Be sure to bring your camera to capture the color of Biltmore Estate during fall. Some of the best fall photo spots include:

  • The Rooftop of Biltmore House
  • Statue of Diana
  • The Loggia
  • Top of the Rampe Douce
  • South Terrace Tea House

 

Reserve any on these activities to make the most of your time at Biltmore during autumn. The Estate has more to explore, though. In addition to the elegant and architectural features of the home itself, guests will find gardens in bloom, gorgeous vistas and fine grounds awaiting their discovery. Make time for Antler Hill Village, too. Several savory restaurants, a winery and craft demonstrations.

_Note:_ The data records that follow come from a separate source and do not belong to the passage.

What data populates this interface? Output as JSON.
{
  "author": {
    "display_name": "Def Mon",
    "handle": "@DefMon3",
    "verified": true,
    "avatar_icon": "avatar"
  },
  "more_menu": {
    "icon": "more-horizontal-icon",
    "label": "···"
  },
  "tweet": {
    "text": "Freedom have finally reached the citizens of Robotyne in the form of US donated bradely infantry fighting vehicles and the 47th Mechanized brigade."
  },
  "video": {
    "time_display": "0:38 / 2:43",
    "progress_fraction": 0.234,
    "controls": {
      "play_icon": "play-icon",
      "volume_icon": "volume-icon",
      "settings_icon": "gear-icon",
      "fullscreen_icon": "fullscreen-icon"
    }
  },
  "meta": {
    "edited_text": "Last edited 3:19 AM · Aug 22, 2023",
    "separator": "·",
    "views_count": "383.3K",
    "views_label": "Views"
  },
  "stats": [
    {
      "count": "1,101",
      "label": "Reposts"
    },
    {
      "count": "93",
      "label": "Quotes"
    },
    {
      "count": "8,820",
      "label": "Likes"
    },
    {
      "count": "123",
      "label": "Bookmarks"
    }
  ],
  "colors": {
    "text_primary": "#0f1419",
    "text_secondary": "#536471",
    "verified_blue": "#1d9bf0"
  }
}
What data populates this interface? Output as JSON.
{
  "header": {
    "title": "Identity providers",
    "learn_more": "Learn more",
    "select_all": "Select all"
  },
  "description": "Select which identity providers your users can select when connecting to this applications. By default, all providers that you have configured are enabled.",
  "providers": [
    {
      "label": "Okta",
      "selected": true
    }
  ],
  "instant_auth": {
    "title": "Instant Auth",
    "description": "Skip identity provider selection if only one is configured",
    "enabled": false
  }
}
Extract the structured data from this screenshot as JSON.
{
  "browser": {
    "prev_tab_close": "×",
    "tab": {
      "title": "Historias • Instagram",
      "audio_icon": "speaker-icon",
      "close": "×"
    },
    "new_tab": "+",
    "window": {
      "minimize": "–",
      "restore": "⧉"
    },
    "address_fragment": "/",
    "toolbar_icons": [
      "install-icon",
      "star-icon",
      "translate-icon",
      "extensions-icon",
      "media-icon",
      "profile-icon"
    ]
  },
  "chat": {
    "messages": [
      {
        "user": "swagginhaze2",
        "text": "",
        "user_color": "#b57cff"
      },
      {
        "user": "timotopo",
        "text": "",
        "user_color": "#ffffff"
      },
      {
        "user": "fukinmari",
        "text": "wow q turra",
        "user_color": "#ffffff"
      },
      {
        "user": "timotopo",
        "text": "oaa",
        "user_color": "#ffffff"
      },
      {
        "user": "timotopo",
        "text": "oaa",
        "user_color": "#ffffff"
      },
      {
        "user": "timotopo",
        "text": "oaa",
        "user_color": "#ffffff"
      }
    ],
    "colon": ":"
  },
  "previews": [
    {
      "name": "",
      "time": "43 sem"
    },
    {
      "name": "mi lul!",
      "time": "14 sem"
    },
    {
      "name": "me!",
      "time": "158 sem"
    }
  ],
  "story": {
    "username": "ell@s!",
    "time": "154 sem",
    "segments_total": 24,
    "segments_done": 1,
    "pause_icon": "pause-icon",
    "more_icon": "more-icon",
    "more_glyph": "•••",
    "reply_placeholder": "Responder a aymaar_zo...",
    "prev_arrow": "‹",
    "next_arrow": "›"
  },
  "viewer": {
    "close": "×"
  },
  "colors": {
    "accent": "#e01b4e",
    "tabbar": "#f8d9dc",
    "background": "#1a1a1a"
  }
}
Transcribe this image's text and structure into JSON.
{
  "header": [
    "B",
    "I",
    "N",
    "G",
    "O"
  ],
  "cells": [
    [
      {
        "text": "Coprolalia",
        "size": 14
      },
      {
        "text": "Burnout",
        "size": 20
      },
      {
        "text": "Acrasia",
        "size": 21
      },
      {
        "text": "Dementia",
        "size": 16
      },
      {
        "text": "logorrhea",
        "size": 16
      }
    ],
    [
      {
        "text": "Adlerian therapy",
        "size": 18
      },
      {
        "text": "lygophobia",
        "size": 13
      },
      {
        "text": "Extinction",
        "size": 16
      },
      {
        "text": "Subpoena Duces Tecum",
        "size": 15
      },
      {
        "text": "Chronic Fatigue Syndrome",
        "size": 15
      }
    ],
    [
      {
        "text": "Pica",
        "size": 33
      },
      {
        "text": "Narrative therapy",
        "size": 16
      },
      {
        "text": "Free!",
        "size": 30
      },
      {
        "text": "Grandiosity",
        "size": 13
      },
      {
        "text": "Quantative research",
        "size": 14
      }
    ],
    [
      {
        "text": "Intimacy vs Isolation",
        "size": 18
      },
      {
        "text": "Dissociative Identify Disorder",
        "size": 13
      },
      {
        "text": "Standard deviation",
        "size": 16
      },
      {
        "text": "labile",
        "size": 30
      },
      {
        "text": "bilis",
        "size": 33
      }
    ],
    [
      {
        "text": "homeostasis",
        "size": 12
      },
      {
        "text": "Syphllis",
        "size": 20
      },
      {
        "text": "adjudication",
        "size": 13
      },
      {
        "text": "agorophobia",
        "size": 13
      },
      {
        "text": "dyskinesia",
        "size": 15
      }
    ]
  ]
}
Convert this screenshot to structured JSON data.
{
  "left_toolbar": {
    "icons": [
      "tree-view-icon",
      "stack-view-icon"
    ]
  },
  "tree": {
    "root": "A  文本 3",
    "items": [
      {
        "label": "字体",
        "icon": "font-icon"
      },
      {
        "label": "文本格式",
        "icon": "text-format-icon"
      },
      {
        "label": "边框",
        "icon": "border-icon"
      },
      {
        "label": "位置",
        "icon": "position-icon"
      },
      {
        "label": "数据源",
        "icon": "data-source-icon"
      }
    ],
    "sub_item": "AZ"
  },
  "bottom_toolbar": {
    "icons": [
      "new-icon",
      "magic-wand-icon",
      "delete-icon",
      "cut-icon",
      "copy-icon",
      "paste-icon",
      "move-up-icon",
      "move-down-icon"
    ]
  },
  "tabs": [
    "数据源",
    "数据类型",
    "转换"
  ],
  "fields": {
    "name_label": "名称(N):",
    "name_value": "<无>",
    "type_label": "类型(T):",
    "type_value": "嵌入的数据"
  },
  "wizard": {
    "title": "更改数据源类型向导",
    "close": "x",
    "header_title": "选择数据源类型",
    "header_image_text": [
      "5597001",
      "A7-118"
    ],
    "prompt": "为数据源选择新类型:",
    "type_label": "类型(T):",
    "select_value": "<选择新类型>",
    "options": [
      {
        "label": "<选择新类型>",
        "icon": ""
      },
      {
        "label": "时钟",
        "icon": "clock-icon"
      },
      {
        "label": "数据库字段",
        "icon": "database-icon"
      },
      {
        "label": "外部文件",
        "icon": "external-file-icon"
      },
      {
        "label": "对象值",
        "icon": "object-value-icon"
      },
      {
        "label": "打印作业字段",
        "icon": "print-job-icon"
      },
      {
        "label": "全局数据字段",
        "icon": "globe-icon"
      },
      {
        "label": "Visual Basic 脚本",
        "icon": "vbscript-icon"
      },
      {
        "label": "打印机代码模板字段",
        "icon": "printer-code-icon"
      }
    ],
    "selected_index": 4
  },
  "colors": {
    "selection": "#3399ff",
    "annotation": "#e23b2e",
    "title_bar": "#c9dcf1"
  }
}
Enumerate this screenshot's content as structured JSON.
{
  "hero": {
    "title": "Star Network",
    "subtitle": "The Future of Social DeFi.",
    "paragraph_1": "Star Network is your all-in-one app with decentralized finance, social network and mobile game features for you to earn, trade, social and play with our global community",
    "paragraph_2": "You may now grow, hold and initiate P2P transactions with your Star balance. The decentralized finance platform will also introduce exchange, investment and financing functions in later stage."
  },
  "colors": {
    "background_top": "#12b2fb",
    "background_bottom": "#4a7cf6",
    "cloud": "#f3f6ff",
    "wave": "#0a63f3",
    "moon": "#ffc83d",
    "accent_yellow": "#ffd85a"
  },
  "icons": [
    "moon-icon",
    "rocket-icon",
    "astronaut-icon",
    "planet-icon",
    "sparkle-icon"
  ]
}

When you’re in Pigeon Forge you can easily access Biltmore Estate as it’s only about 100 miles away. Make the trip and you’ll be rewarded with a breathtaking attraction and a scenic mountain drive along the way.


Ashley is Reserve Direct’s travel expert, visiting Pigeon Forge to find the best travel tips, money-saving deals and insider information. With over 10 years of experience in first-hand-travel adventures, she shares her stories, advice, and current events to help you stay in the know.